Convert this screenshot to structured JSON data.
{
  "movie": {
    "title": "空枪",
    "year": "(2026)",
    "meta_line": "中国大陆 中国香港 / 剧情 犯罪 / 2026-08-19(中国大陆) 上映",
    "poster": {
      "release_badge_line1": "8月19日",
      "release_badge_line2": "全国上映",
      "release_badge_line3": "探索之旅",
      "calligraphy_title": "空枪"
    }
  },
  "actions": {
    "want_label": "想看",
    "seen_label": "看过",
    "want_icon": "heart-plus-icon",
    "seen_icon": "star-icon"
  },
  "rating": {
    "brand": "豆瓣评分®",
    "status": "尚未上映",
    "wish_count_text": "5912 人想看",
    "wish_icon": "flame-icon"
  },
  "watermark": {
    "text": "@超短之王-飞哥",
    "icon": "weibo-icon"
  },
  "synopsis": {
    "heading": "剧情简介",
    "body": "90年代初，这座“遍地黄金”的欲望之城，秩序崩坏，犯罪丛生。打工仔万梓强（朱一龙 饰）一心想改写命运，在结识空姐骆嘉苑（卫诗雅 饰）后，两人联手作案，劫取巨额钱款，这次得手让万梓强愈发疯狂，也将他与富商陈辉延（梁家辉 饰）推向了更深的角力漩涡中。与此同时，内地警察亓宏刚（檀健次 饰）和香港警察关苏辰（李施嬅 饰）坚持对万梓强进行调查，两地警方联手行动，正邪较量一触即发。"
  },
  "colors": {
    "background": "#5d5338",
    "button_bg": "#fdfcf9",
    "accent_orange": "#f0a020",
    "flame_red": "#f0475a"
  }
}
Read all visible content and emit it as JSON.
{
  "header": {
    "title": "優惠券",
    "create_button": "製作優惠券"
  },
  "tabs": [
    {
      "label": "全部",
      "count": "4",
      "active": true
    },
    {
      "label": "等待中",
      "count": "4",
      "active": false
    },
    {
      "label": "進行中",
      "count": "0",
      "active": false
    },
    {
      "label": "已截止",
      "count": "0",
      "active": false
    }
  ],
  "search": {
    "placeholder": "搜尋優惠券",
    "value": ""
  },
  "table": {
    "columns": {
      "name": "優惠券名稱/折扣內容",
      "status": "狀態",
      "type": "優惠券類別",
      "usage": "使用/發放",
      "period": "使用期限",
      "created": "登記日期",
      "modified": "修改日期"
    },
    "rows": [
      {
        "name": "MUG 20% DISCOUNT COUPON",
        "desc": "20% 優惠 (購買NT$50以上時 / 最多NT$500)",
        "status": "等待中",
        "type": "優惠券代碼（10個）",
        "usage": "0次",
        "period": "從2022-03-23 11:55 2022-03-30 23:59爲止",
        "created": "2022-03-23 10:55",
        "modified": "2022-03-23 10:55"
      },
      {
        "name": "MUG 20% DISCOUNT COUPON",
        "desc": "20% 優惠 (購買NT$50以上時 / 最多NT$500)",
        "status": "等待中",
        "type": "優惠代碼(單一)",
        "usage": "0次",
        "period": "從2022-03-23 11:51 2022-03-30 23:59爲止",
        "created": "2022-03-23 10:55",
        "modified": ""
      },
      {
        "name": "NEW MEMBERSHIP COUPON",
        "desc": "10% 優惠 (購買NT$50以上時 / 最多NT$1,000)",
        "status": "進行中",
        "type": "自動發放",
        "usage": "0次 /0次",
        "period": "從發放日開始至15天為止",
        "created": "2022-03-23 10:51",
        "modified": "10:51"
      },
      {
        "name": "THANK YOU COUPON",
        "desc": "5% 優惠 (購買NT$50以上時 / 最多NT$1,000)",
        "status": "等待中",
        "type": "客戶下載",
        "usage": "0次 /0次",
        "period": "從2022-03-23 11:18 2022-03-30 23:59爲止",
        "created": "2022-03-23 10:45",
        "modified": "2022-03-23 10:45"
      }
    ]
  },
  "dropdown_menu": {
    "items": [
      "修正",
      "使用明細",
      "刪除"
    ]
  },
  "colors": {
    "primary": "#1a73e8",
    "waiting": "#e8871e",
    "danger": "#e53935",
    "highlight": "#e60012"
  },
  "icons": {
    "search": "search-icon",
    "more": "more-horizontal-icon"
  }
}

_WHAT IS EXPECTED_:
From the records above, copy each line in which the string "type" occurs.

_SOLUTION TO THE EXERCISE_:
      "type": "優惠券類別",
        "type": "優惠券代碼（10個）",
        "type": "優惠代碼(單一)",
        "type": "自動發放",
        "type": "客戶下載",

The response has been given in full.